The Standardization of Uveitis Nomenclature (SUN) Working Group, funded by the National Eye Institute (NEI), published its classification criteria in the American Journal of Ophthalmology. NEI is part of the National Institutes of Health.
The SUN Working Group, a team of nearly 100 international uveitis experts from more than 20 countries and 60 clinical centers, worked together throughout the project, which was conducted in four phases: informatics, case collection, case selection, and machine learning.
The informatics phase involved standardizing language to describe each type of uveitis and the mapping of terms to individual diseases. In the case collection phase, the team entered 5,766 cases into a database, averaging 100-250 of each uveitis type.
During the case selection phase, committees of nine uveitis experts reviewed the cases and used formal consensus techniques to determine whether they were a specific identifiable disease. Only cases with a more than 75% agreement among experts were included in the final database.
The resulting cases (4,046) were put through machine learning using multiple approaches on a subset of the cases (“training set”) and the performance of the criteria determined on a second subset of the cases (the “validation set”).
The overall performance of the criteria was over 90% within uveitic class, suggesting that the criteria can be used in clinical and translational research. The final step was approval of the proposed criteria by the SUN Working Group.
Uveitis is a collection of over 30 diseases that are characterized by inflammation inside the eye. As a whole, these diseases are the fifth leading cause of blindness in the United States.
Historically, uveitis was classified on the location of the inflammation; however, this posed a challenge to ophthalmologists creating treatment plans as various types may affect the same anatomic location, but with differing causes, prognoses, and courses. As a result, the SUN Working Group stepped in.
“In the past, clinical research in the field of uveitis has been hampered by the lack of widely-accepted and validated diagnostic criteria,” said Douglas A. Jabs, MD, MBA, the SUN project leader and professor of epidemiology and ophthalmology at Johns Hopkins Bloomberg School of Public Health, Baltimore.
“These classification criteria are a major step forward for epidemiological studies, translational studies, pathogenesis research, outcomes research, and clinical trials.

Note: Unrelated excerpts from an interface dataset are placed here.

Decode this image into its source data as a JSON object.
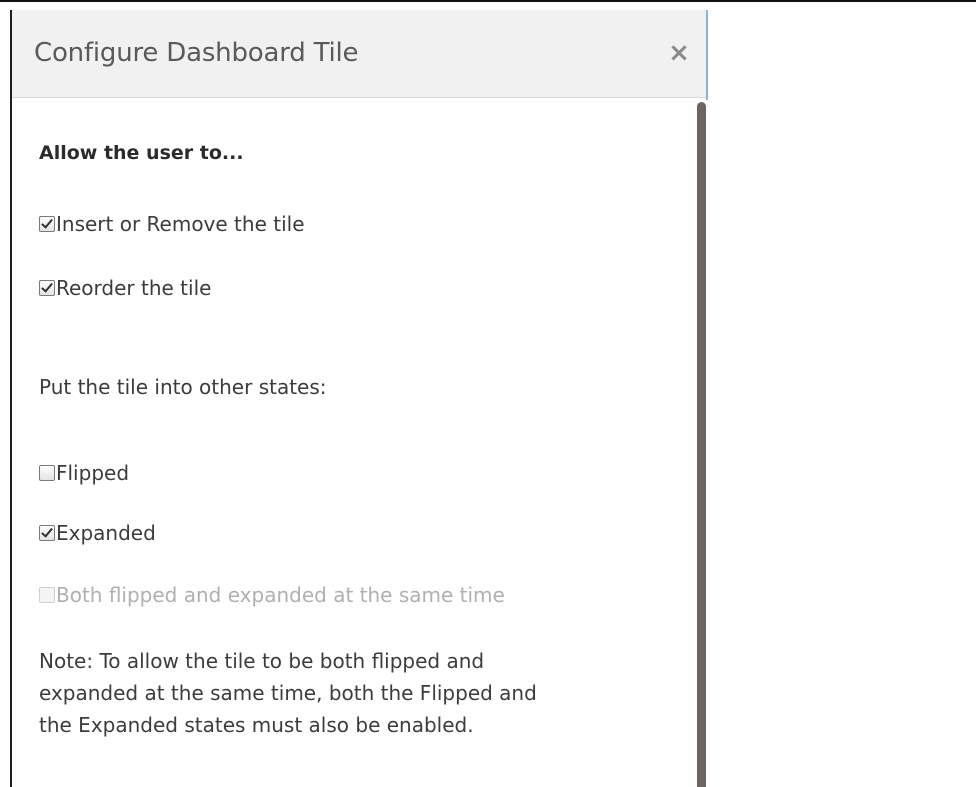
{
  "dialog": {
    "title": "Configure Dashboard Tile",
    "close_glyph": "×",
    "close_icon": "close-icon"
  },
  "section_user": {
    "heading": "Allow the user to...",
    "options": [
      {
        "label": "Insert or Remove the tile",
        "checked": true,
        "disabled": false
      },
      {
        "label": "Reorder the tile",
        "checked": true,
        "disabled": false
      }
    ]
  },
  "section_states": {
    "heading": "Put the tile into other states:",
    "options": [
      {
        "label": "Flipped",
        "checked": false,
        "disabled": false
      },
      {
        "label": "Expanded",
        "checked": true,
        "disabled": false
      },
      {
        "label": "Both flipped and expanded at the same time",
        "checked": false,
        "disabled": true
      }
    ]
  },
  "note": {
    "lines": [
      "Note: To allow the tile to be both flipped and",
      "expanded at the same time, both the Flipped and",
      "the Expanded states must also be enabled."
    ]
  },
  "colors": {
    "header_bg": "#f1f1f1",
    "scroll_thumb": "#6e6462",
    "text": "#3c3c3c",
    "disabled_text": "#b0b0b0"
  }
}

They hopefully will yield better disease-specific approaches to diagnosis and treatment.
Creating criteria for uveitis classification
Pulling from the expertise of nearly 100 international uveitis experts from more than 20 nations and 60 clinical centers, the SUN Working group designed the new classification criteria after completing informatics, case collection and selection, and machine learning.
Informatics revolved around standardizing descriptive language of uveitis, which varies across individual diseases.
Once appropriate terminology was determined, the group moved onto case collection and selection, which involved entering 5766 cases into a database, with approximately 100-250 cases per uveitis type.
The team split into committees of nine experts to review the cases and determined whether each case constituted a specific identifiable disease. To move into the final database, each case needed 75% consensus.
Once the uveitis experts whittled the database down to 4046 cases, they began the phase of machine learning, a type of artificial intelligence.
The research team combined a training set of multiple approaches on a subset of the cases with a validation set of the performance of the criteria determined on a second subset of the cases.
Overall, the AI system categorized over 90% within uveitic class, providing hope for implementation in clinical and translational research.